Online video marketing has become a staple, with 81 percent of companies producing video content for their websites, and 69 percent producing it for social media, according to the 2014 Online Video Production Trends Report. There are loads of marketing videos on the web now, and some extremely effective, but there are plenty that just don’t work. Based on the latter, here are five ways to ensure your marketing video will suck.
1. The video takes too long to get to the point
In the age of the “tweet,” marketers have only a few seconds to capture a viewer’s attention. In order to get the viewer to engage, a marketer must put serious thought into what the main point of the video is, and then clearly communicate that message as quickly as possible. The attention span for video watching seems to be about 60 seconds, so viewers don’t want to hear a marketing message that goes on and on. Every word counts! Don’t use five words when three will do. This is where the practice of writing, rewriting and then rewriting a script helps.
2. The video content is inauthentic
Today’s consumers value authenticity, and they can smell B.S. a mile away. Never try to portray yourself or your company as something you’re not. Embrace who you are and what you actually offer; people will relate to and engage with that content. As soon as viewers suspect pretense, their trust will be gone. In today’s market, the truth shall set you free. Take some time for self-reflection about what you offer potential customers and authentically communicate that message.
3. Distracting noises on the audio

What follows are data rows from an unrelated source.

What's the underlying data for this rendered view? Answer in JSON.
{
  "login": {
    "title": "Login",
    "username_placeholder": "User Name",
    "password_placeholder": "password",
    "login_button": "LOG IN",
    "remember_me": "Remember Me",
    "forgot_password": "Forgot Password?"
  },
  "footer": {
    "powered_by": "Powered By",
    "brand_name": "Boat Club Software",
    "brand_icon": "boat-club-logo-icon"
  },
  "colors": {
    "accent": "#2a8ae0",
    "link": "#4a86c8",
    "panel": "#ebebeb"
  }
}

Rule of thumb: The visual can suck, but the audio can’t! Visually, you don’t have to do anything fancy. A simple shot of you speaking in front of a nice background will never be distracting. However, distracting noises in the audio will kill your video every time. If you’re on a budget, put your money toward a decent microphone as opposed to a fancy camera. It’s amazing what you can do visually with an iPhone. However, without a proper microphone, the recording will pick up too many distracting noises. Try the Audio-Technica ATR-3350 Lavalier Omnidirectional Condenser Microphone to get started. It’s affordable and compatible with an iPhone; you just need the adapter.
4. The intention of the video is not clear
This goes back to No. 1 and the importance of putting serious thought into the point of the video. Too often we get distracted by special effects and features, or telling elaborate stories, and forget that the video needs to have a clear and concise message. Never shoot a video simply because you think you’re supposed to have a video. If that’s the only reason you’re shooting one, you’re pretty much guaranteeing it won’t be strong because it will lack intention for the viewer. BEFORE you ever pick up your audio equipment and camera, spend significant time clarifying the intention of the video and composing your script around that intention.
5. Viewers can’t take immediate action
The whole point of a marketing video is to get your viewer to take some sort of action. Internet video marketing technology has advanced significantly with the dawn of the smart video, which allows viewers to take immediate action directly from the video itself. We all know the power of the impulse buy! Consumers are much more likely to follow through on a decision if they can act upon it instantly. Therefore, smart videos are a marketing video’s best friend. If you haven’t already started using a smart video marketing platform for your videos, it’s time to start. InVidz.com has made the process extremely easy and affordable. It even offers a free membership to get you started.
Remember the rule of quality over quantity. One extremely effective video is better than 10 ineffective videos. When considering your next marketing video, check down this list to ensure it doesn’t suck. You’ll see the difference in your conversion rates!
Jennifer Santoro holds a master’s degree in Integrated Marketing Communication and Management from Florida State University and is a specialist in online video marketing. She’s the Chief Happiness Officer for InVidz Smart Video Technology. A Certified Professional Coach through the Institute for Professional Excellence in Coaching, she has more than 10 years of professional communication experience in the non-profit and private sectors.